It took a while, but Holmes is now looking like a reliable late-inning weapon again. Re-shaping his slider seems to have helped him take off.
The pitch now has more vertical break. As a result of this offering’s effectiveness, he is using more sliders and sweepers at the expense of his trademark sinker. He threw the latter more than 80 percent of the time last year and it is at 64.8 percent this season.
Holmes, per Baseball Savant, throws both a slider and a sweeper. The latter is a bit slower and has more horizontal break. The former, however, has developed into a deadly weapon with sudden, pronounced vertical break (drop).
This was Holmes’ slider last season:
And this is how it looks this year:
In his last 15 games, the proportion of sinkers Holmes throws compared to sliders and sweepers is now at 63-37. Both his old slider (45.2 percent whiff rate in 2022) and this year’s edition (46.8 percent) were swing and miss weapons, so why not use it more often?
Per Savant, he has decreased both his sweeper (13.2 percent to 10.8) and sinker (80.1 percent to 64.8) usage last year to up his slider usage from 6.6 to 23.9 percent. It makes perfect sense, and it’s paying off.
At one point last season, hitters knew that Holmes was likely throwing a sinker and given the incredible movement the pitch has, there was a good chance it landed out of the zone.

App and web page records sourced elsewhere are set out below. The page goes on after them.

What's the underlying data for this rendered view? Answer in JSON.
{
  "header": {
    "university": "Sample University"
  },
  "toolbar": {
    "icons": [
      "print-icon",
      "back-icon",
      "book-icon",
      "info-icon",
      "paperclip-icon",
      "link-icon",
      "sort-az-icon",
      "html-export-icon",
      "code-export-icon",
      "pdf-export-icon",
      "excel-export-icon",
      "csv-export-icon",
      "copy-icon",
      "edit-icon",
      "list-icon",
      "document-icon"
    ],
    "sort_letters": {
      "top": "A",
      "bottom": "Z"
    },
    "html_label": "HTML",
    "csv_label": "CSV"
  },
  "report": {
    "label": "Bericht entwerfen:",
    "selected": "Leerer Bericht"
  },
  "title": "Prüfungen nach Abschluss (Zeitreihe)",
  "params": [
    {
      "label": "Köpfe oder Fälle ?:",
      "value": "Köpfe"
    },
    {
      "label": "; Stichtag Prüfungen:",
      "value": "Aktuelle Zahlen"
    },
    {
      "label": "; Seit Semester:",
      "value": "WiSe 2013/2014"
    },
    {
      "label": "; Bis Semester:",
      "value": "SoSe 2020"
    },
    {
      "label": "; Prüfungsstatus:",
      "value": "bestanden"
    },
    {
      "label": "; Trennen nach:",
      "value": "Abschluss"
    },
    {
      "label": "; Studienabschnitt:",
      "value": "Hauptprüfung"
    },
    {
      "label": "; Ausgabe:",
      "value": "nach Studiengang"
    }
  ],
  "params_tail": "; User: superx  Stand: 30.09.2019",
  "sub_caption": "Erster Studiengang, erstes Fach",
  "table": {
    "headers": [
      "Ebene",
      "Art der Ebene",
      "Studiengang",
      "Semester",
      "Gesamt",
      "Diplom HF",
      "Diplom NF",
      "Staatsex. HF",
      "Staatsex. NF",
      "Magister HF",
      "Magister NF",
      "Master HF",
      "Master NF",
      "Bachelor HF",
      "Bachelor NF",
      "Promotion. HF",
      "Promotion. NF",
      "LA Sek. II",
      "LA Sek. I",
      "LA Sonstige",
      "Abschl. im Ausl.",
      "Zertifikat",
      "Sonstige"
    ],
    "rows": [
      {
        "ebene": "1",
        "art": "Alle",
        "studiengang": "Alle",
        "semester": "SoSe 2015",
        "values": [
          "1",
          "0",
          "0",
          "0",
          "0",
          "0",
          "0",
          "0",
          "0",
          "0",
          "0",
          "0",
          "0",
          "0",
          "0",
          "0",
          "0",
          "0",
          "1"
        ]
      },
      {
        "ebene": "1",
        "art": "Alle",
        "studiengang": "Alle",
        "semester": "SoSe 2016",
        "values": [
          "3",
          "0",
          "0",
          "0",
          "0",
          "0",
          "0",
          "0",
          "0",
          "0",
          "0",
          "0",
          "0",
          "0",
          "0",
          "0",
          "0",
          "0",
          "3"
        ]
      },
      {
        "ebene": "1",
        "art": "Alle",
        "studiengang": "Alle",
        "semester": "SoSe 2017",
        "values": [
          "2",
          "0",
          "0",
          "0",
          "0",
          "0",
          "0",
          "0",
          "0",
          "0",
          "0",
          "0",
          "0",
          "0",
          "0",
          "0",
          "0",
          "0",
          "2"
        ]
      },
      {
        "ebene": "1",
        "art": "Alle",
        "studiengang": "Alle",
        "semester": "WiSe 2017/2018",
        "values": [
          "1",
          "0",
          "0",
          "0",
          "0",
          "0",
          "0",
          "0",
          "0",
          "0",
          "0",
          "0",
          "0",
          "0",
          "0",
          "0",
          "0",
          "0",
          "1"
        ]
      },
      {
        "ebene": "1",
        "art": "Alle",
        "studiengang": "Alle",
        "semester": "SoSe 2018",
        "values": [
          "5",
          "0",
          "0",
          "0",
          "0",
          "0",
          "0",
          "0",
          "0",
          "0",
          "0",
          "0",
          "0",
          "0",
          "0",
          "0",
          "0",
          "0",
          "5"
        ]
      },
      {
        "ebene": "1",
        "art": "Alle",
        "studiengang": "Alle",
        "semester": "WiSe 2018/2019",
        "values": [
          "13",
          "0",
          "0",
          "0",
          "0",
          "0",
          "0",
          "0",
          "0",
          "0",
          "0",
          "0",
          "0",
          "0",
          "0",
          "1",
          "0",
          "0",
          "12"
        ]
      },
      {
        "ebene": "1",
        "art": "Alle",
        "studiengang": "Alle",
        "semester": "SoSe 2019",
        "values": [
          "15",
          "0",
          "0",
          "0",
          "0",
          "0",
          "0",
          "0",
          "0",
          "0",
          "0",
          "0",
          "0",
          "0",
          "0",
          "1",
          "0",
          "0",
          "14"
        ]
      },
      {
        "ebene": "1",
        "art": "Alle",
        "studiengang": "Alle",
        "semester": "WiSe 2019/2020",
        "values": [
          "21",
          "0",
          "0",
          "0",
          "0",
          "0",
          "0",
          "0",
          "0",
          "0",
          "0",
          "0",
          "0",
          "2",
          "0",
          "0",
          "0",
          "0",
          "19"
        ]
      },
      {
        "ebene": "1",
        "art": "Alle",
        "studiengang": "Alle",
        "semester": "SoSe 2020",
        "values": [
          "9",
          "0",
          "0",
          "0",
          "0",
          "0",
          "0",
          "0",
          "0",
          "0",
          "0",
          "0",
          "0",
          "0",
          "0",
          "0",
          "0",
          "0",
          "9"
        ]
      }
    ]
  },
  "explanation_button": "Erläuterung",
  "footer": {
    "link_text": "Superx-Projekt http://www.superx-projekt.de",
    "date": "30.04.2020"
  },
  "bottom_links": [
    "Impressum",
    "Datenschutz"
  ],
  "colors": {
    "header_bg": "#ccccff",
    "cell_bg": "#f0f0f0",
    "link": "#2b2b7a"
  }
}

He was almost a one-trick pony, and it worked for a while. Then, the need to throw more sliders and sweepers to keep batters honest became real and he made adjustments.
Not only is Holmes throwing more sliders, but he is also showing a new, improved version of the pitch. It says a lot about his commitment to the team and his ability to adjust, and both are necessary traits in a successful major leaguer.